Filter the listing for lines containing "subtitle".
BEGIN
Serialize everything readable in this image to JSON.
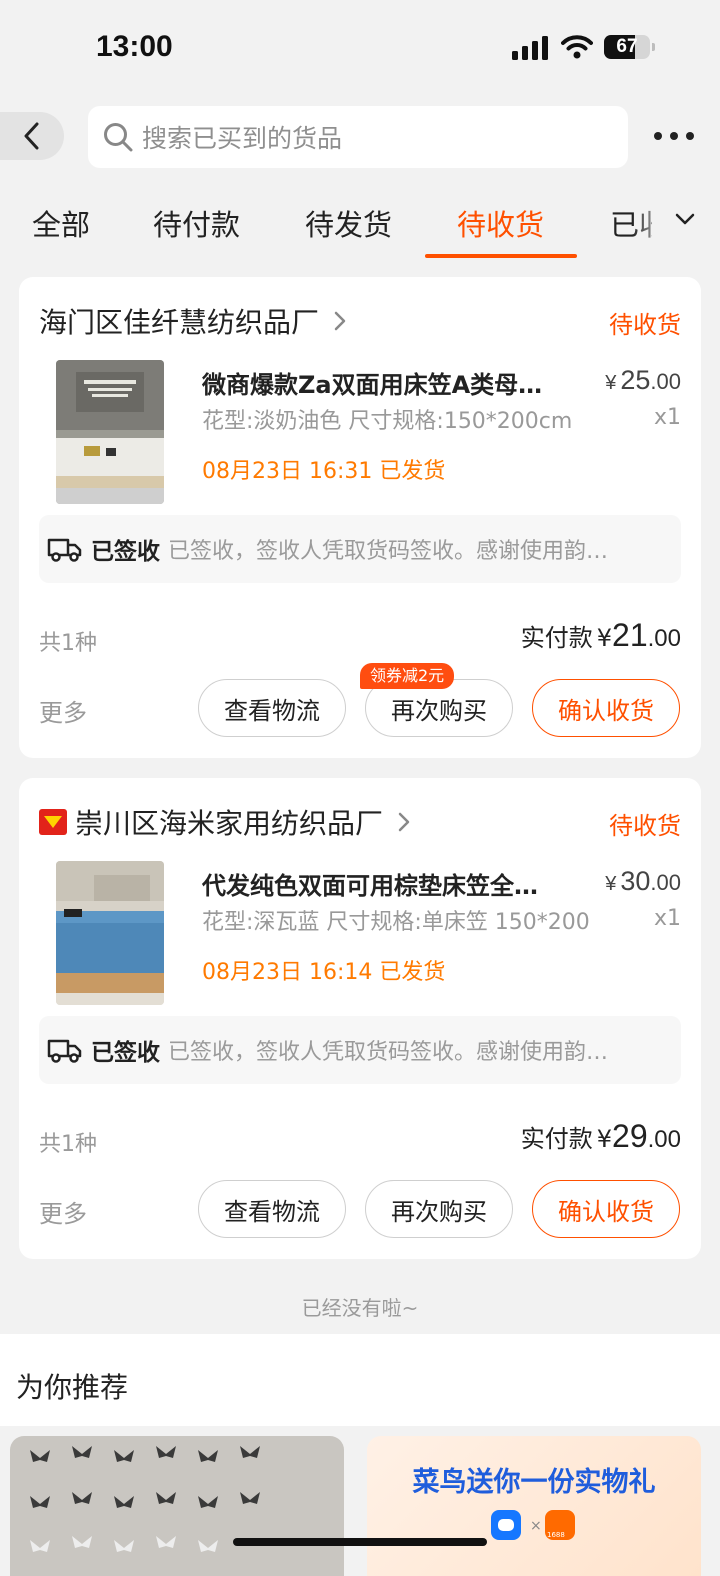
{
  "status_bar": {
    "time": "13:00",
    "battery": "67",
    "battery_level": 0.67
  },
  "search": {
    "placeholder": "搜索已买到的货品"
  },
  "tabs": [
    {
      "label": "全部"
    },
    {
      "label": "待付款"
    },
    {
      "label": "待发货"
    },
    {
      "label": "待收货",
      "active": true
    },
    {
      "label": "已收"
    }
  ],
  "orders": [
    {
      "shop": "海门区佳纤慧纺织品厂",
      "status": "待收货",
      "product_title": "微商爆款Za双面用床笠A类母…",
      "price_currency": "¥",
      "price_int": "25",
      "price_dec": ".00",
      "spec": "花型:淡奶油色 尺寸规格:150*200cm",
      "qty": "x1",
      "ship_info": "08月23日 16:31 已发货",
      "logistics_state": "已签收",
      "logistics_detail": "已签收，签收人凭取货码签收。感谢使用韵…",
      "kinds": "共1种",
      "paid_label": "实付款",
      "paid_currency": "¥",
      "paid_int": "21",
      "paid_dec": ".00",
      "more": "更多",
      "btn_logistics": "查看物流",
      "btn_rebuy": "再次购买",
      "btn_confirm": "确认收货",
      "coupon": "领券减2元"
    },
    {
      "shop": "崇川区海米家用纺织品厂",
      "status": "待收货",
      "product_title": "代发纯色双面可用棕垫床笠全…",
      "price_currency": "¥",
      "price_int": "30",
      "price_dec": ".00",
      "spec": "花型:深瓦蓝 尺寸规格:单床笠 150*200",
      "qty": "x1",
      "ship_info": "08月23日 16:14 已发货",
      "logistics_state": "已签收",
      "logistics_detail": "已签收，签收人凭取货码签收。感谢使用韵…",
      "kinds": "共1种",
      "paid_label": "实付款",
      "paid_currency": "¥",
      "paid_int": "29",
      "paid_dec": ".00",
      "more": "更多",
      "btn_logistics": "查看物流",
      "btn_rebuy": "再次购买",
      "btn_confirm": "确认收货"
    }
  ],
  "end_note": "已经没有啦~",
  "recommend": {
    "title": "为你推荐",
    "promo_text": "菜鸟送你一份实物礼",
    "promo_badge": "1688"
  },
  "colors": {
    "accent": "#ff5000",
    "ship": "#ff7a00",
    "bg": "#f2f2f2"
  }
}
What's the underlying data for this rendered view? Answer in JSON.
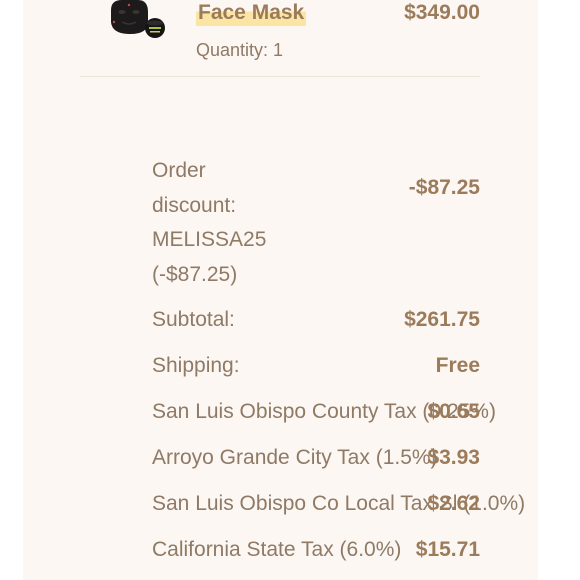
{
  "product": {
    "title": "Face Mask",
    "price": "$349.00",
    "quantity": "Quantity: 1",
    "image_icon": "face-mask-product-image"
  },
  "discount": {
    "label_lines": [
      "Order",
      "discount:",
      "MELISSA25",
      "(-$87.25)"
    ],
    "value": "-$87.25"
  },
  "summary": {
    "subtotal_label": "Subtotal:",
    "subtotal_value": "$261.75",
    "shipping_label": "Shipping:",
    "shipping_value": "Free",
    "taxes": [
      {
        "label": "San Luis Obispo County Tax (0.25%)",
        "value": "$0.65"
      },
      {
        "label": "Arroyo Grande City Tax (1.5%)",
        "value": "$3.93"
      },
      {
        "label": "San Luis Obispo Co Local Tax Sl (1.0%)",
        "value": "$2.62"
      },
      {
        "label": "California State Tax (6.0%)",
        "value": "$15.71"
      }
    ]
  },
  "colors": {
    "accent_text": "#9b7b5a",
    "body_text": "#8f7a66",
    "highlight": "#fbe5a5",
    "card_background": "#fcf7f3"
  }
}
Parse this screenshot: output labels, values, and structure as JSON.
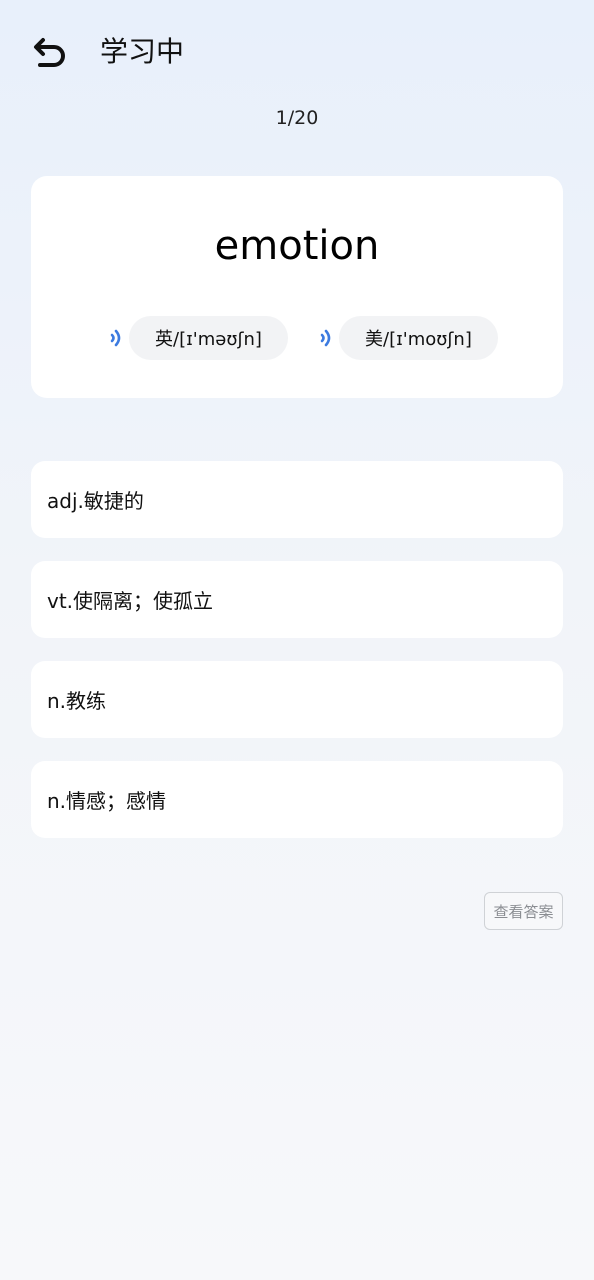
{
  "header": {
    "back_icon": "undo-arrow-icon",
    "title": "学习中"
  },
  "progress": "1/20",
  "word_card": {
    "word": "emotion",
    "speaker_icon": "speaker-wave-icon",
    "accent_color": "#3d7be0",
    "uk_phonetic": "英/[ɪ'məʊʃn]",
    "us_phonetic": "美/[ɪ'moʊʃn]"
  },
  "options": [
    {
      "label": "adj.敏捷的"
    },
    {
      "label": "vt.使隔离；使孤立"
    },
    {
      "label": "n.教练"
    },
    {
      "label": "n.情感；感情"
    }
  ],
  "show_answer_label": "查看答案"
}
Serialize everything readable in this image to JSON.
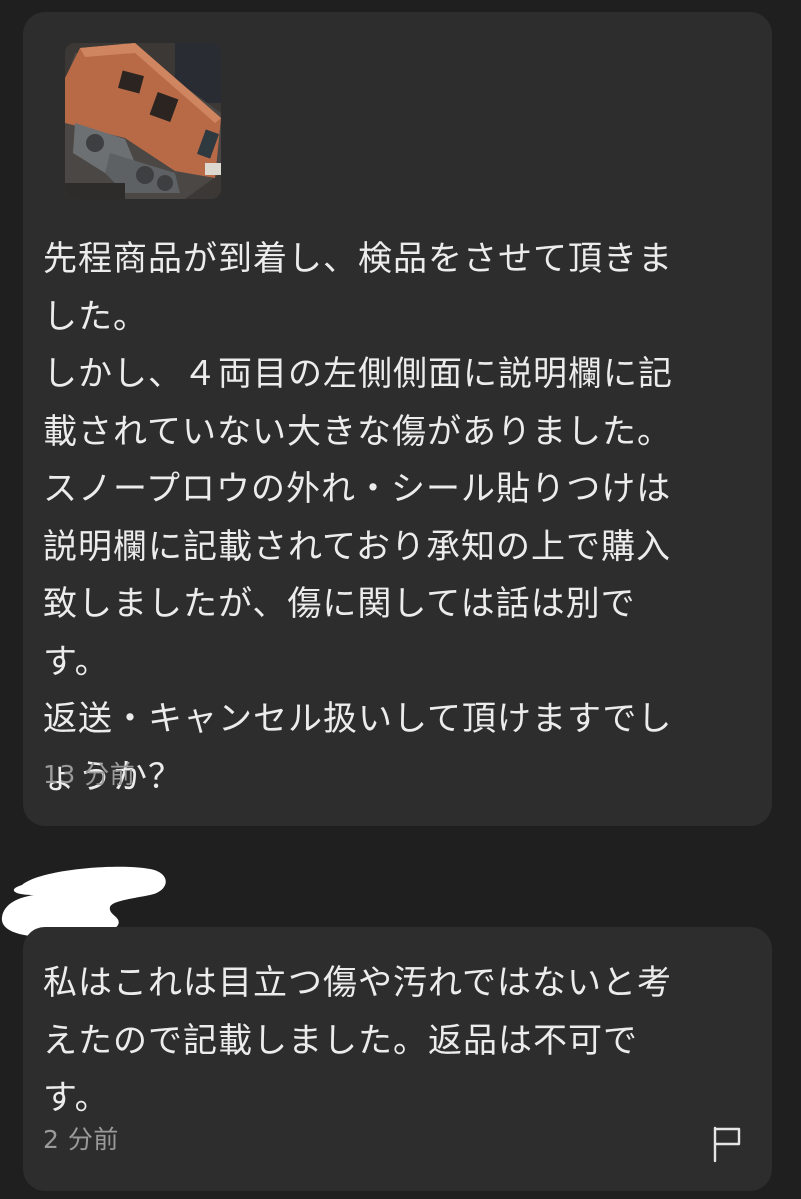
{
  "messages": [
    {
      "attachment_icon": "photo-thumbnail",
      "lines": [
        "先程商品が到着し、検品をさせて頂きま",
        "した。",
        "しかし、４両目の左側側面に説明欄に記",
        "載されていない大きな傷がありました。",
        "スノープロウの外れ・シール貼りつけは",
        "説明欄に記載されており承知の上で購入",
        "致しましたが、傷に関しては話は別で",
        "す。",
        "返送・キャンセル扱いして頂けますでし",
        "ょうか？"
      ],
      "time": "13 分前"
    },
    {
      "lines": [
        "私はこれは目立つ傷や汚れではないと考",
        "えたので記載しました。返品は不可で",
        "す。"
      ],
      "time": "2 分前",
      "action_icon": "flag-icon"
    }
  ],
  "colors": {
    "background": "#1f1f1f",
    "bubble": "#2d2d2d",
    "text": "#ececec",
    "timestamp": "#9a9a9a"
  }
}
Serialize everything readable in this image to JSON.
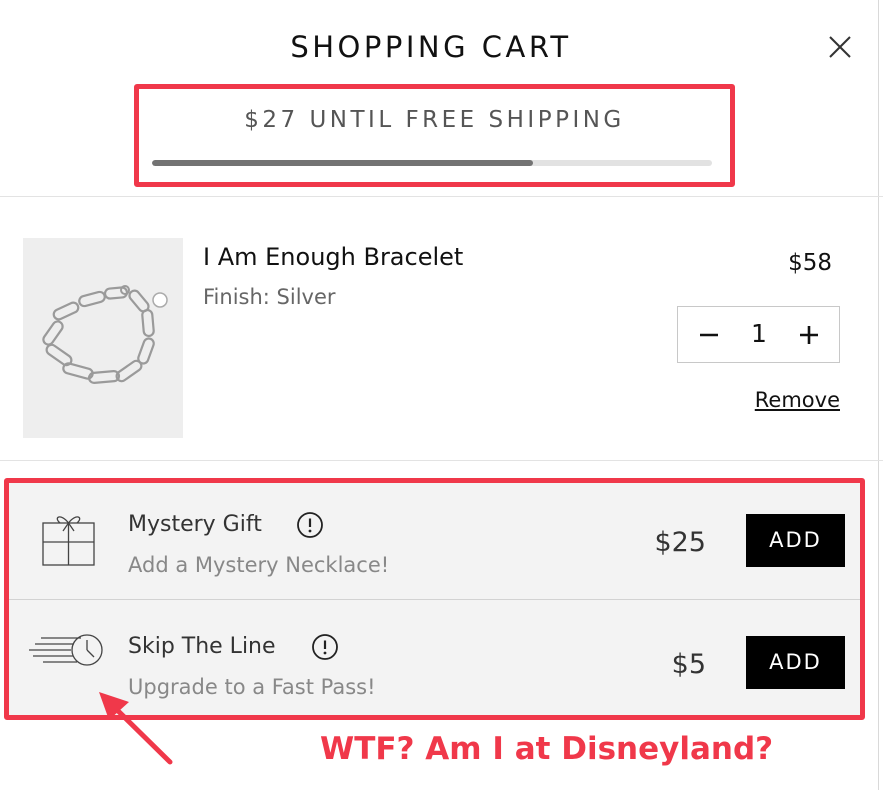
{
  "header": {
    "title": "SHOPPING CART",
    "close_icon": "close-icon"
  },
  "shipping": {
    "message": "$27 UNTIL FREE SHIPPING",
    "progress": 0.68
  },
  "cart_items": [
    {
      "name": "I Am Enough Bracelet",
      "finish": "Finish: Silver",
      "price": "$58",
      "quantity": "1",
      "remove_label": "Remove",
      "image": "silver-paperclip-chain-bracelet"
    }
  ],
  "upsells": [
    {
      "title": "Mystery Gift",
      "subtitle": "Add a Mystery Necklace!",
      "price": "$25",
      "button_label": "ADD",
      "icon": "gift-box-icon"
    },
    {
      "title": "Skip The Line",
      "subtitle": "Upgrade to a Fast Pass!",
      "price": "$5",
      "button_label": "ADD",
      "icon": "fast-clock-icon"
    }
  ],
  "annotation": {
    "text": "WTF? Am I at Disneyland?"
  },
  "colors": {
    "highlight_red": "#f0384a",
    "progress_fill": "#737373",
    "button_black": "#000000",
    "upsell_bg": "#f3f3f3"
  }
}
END
## Task result
      "subtitle": "Add a Mystery Necklace!",
      "subtitle": "Upgrade to a Fast Pass!",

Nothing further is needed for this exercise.